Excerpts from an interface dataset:
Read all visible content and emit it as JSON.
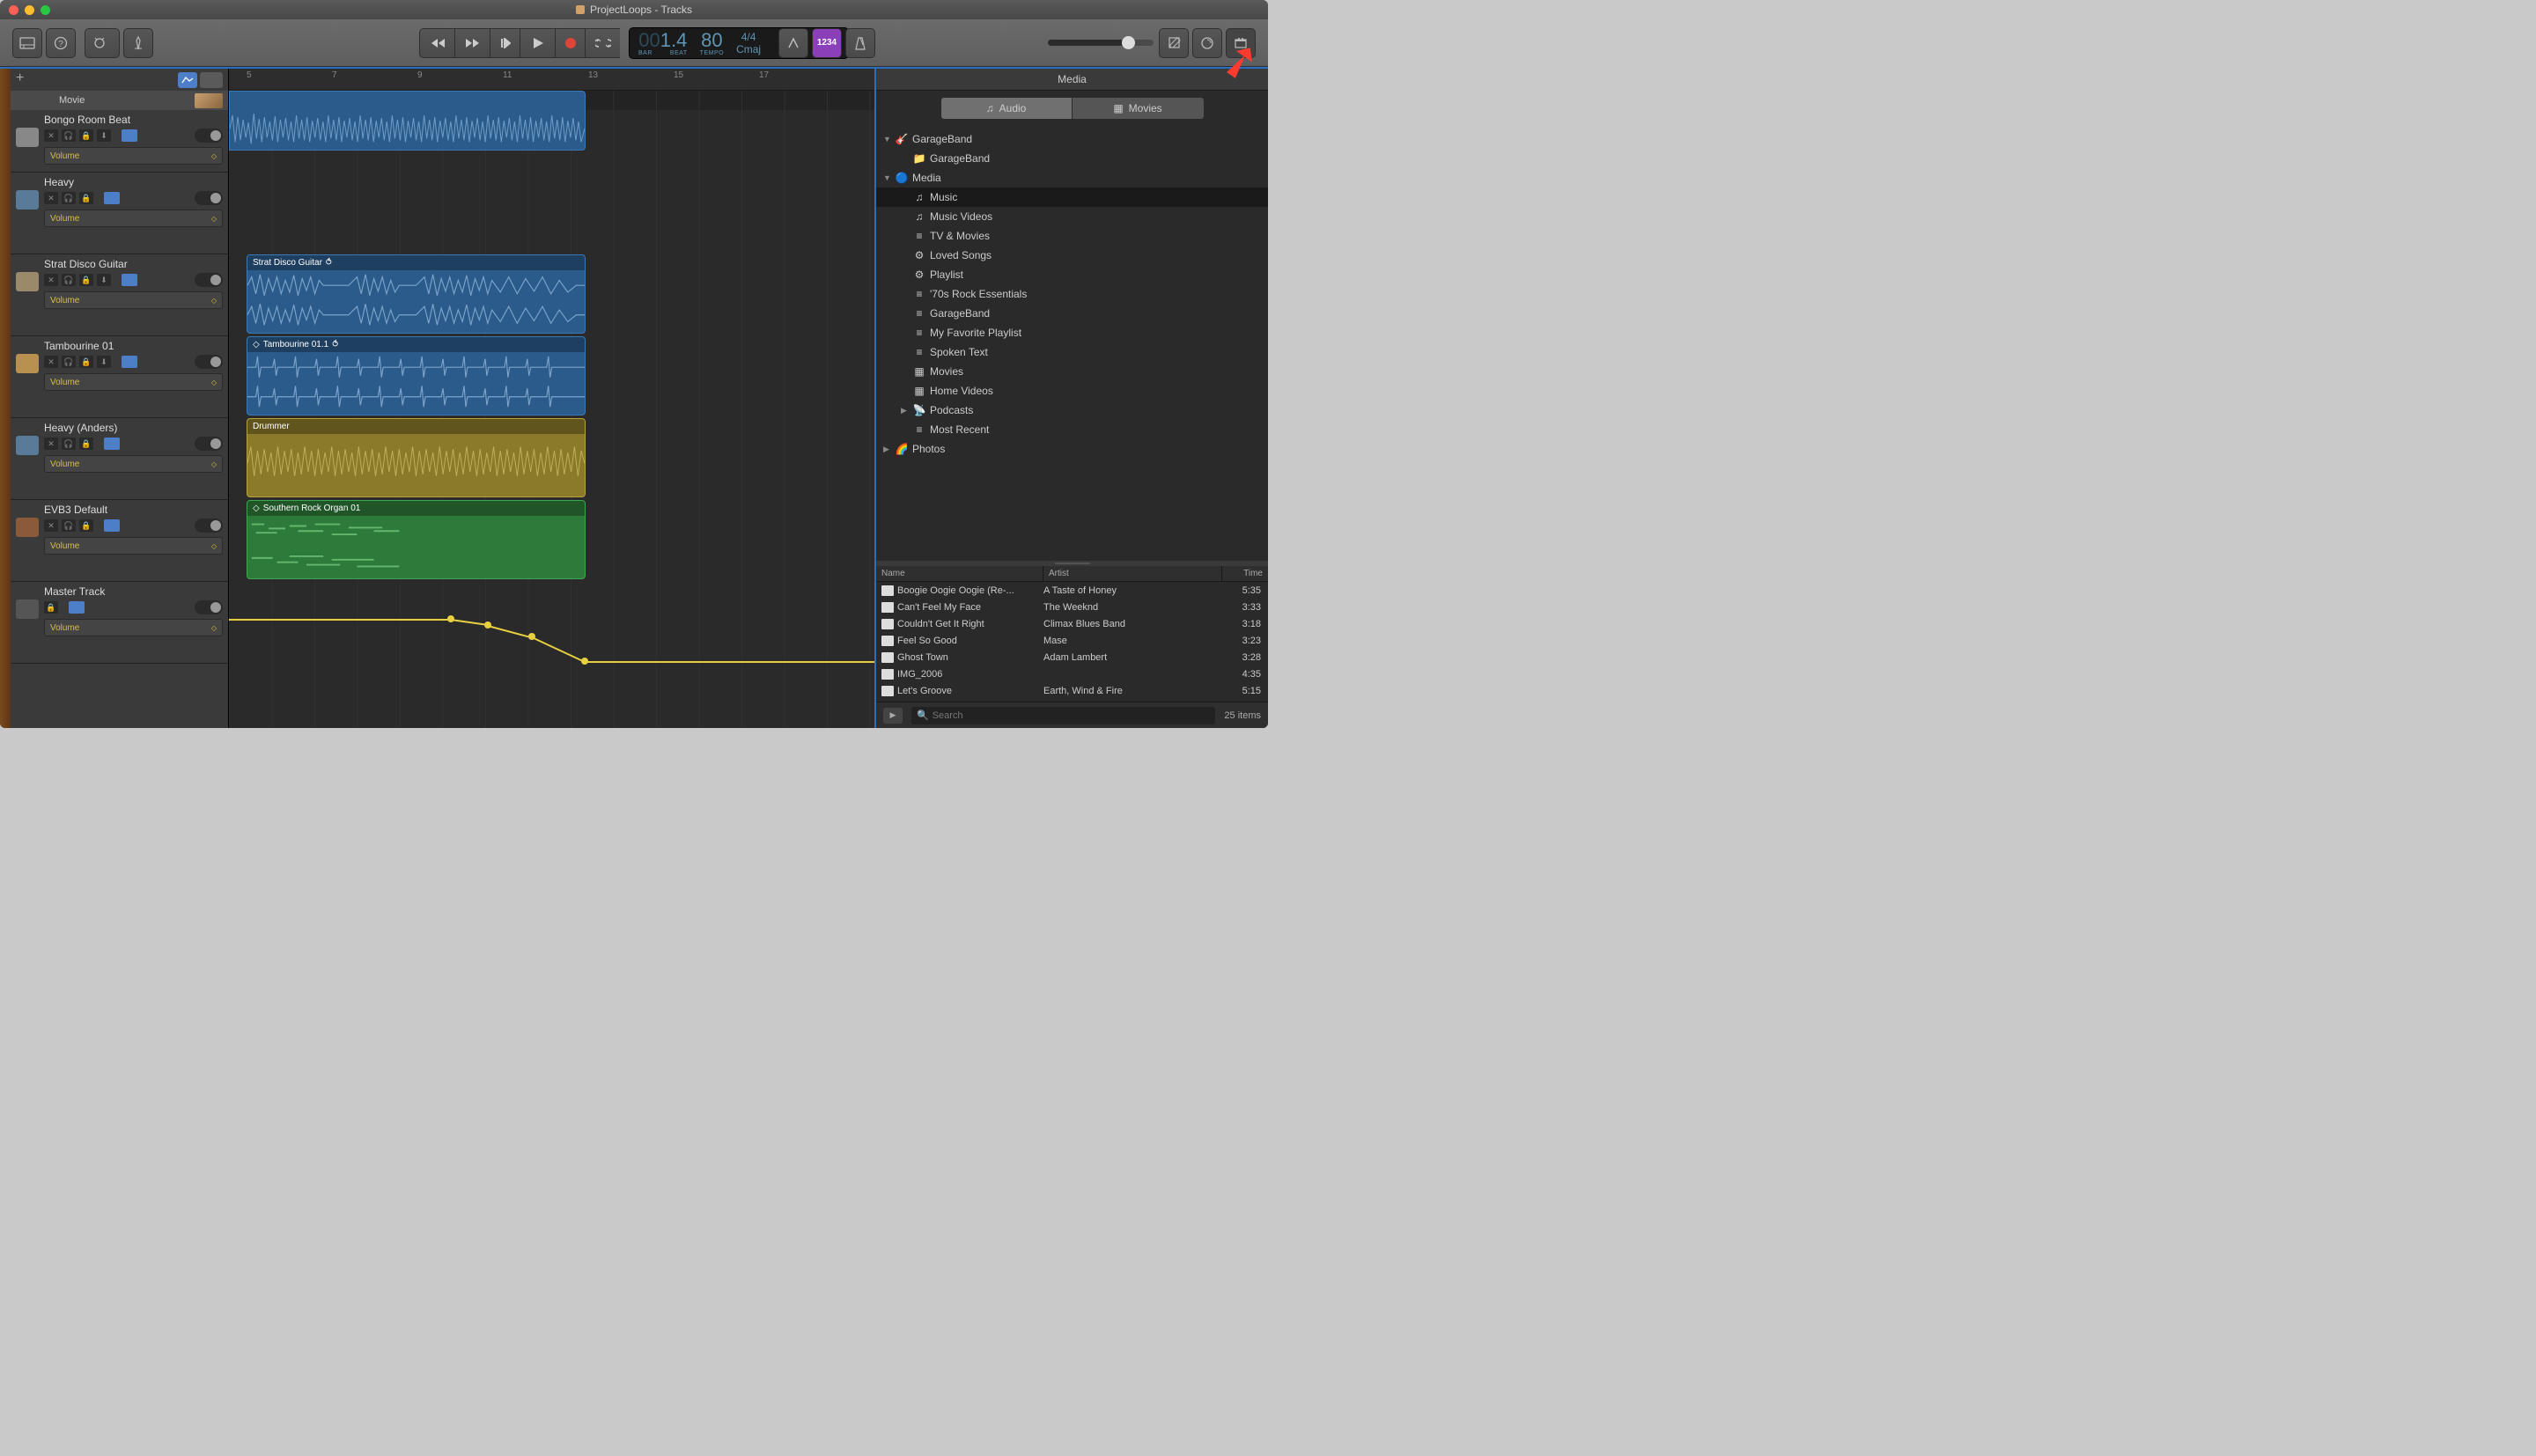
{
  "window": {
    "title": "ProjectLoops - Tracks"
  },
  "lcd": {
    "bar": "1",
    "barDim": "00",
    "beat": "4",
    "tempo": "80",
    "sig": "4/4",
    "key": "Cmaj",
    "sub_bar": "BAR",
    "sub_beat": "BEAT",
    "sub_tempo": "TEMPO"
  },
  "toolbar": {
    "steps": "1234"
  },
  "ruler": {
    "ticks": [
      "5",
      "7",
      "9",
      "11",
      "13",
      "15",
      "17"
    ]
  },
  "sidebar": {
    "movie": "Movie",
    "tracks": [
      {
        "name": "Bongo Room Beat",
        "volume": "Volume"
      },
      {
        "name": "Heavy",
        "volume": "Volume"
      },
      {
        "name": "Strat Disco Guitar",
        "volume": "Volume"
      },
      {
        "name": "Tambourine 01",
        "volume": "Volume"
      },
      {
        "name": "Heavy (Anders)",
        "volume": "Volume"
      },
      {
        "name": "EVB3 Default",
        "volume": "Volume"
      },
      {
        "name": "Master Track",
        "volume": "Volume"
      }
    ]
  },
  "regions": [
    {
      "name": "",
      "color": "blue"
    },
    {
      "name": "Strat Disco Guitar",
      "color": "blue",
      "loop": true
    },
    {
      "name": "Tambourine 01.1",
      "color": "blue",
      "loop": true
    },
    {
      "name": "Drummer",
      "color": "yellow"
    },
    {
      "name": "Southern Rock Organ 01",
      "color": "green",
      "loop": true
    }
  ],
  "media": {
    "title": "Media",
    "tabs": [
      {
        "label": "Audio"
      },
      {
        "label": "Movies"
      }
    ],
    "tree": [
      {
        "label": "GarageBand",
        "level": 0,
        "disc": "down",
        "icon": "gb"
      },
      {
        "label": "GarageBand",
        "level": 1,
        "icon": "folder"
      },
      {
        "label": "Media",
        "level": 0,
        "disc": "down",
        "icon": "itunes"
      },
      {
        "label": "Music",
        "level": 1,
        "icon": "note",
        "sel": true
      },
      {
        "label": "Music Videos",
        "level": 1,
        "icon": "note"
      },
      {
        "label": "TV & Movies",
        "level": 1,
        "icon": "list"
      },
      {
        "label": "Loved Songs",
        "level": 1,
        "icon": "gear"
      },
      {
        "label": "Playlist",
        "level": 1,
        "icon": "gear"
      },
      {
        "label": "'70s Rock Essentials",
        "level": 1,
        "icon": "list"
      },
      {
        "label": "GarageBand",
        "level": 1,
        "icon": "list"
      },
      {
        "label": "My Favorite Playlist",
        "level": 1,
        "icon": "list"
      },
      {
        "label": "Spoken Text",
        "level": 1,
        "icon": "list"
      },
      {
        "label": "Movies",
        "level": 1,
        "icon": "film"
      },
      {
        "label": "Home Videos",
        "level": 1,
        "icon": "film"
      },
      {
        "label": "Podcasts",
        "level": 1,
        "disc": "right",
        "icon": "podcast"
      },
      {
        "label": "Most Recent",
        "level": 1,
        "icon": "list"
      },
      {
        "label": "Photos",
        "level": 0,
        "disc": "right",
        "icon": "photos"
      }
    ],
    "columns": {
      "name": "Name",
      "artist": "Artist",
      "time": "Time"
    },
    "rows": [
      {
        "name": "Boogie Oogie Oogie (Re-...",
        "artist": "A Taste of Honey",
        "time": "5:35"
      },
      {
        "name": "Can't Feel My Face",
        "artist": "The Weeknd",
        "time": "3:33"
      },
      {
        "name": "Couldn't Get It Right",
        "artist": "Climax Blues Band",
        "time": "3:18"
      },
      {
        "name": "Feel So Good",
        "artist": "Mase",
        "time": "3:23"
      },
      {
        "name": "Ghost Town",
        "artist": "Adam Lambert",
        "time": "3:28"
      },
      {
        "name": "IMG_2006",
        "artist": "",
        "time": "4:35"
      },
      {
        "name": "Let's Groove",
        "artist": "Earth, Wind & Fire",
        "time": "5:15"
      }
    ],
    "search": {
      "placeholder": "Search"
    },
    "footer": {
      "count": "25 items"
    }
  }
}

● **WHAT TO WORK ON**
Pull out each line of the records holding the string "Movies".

● **EXERCISE RESPONSE**
        "label": "Movies"
        "label": "TV & Movies",
        "label": "Movies",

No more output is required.